Elon Musk Just Bought Twitter. What Changes Should You Expect?
A finance guy on the future of this social media giant.
Author via iStock PHotos
As I write this, various hashtags about the death of Twitter are trending.
Elon pulled it off and bought Twitter for $44 billion. What does this mean for the future? And how did we get here?
I’ve been a long-time investor, user, and student of the platform. Here are my predictions.
How we got here
The board initially rejected his offer and enacted a poison pill strategy, which allowed it to shop around for alternative buyers.
They didn’t find a better buyer. And in the meantime, Musk came forward with his financing solidified via an SEC filing: he had $46.5 billion, including $21 billion in his own equity (cash) and $25.5 billion in debt via Morgan Stanley.
This put the board in a position where they had to take the offer more seriously.
The board has a fiduciary duty: If they don’t act in the best interest of the shareholders, they have liability and could be sued. They could also take tremendous damage to their professional reputation.
Congressional Republicans were already threatening a probe of the transaction given Musk had made such a strong offer.
Upon accepting the offer, Twitter’s board spokesman, Bret Taylor, released a statement, “The Twitter Board conducted a thoughtful and comprehensive process to assess Elon’s proposal with a deliberate focus on value, certainty, and financing. The proposed transaction will deliver a substantial cash premium, and we believe it is the best path forward for Twitter’s stockholders.”
Who is losing their jobs
Everyone on the board will go away. Because Musk is taking ownership, there is no longer a need to represent the public ownership.
Musk will likely appoint another board of advisors. He still needs experts from the field to advise on the future of the company. However, they won’t have the power to take him to task and remove him.
You could foresee a new CEO coming in within the next 12 months, if not much sooner. Other senior managers will likely leave on their own accord or be shown the door. Many will stay.
Why did Elon spend so much?
$44 billion was steep sum to pay for a business has consistently lagged behind expectations.
And yet, while Twitter may not be successful as a business venture compared to competitors like Facebook, it remains absolutely crucial to society.
Twitter is a pillar of every news outlet, politician, celebrity and activist. It is a cultural zeitgeist.
I’ll give you two possibilities for the future: one cynical, and the other more optimistic.
The cynical possibility
He’ll slowly curve the platform to promote Tesla and projects he’s associated with. Trending tweets about unionization efforts at Tesla might will get demoted.
Any topic Elon has a special disgust for might get buried. He’ll be a new media king.

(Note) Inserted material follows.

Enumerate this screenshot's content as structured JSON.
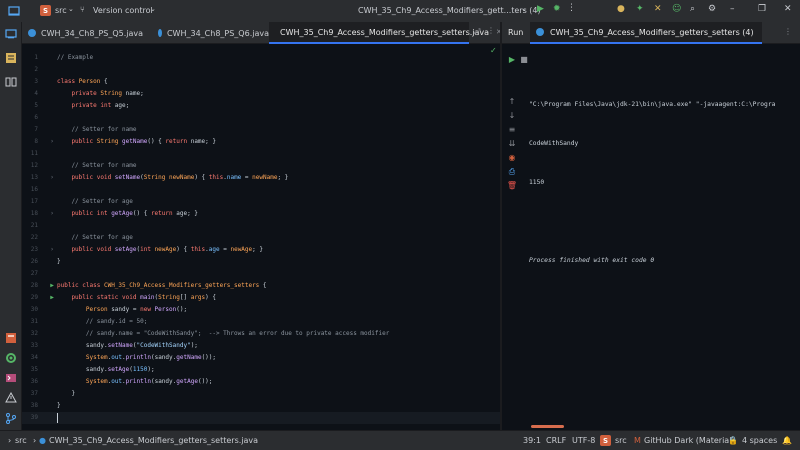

Remember — individuals claiming to be an avatar of free speech are often advocates for free speech they like.
And then he might unban Donald Trump.
Twitter could become a hotspot for hate speech and right-wing extremism. Elon’s acquisition is already being hailed on Fox News and other conservative outlets, and will likely draw more conservative users to the platform.
Also, Elon himself remains a problem. He’s impulsive and crass.
He recently tweeted a sophomoric meme of Bill Gates, comparing him to a pregnant man. It whiffed of playground bullying. His elevated status on the platform could have ramifications for all of Twitter culture.
Yes, Twitter could become even more toxic than it already is.
The optimistic possibility
It would seem naïve to think an egotistical billionaire is buying Twitter all for the cause of altruism.
He has a goal of making money. He knows he can’t let the platform devolve into chaos.
It also seems problematic to let Twitter become a blatant arm of Elon’s own propaganda.
History has proven that owner-run propaganda isn’t the sure result. Jeff Bezos purchased the Washington Post, and that paper still runs plenty of pieces that criticize Amazon. If anything, the publication has improved with new financing and strategy.
For those who worry that Musk will allow disinformation and bullying to run rampant, remember that Musk also despises business regulation. He knows that if Twitter causes public harm, he will only draw the ire of lawmakers.
Bots will decrease. New product features will surely arrive.
Monetization programs will likely improve for creators. He has already made overtures toward removing advertising and imposing various subscription models.
As an investor who bought in and has been riding a wave of up and downs with the platform for years, my wallet was happy with the price I’ll be paid. $54.20 is a price I wouldn’t pay to buy it. So I’m happy to sell at that.
I remain concerned for the future of the platform. I hope Elon doesn’t let it become an abomination.
If history tells us anything about the coming years at Twitter with Elon, there will be plenty of surprises.
CONTRIBUTED BY Sean Kernan.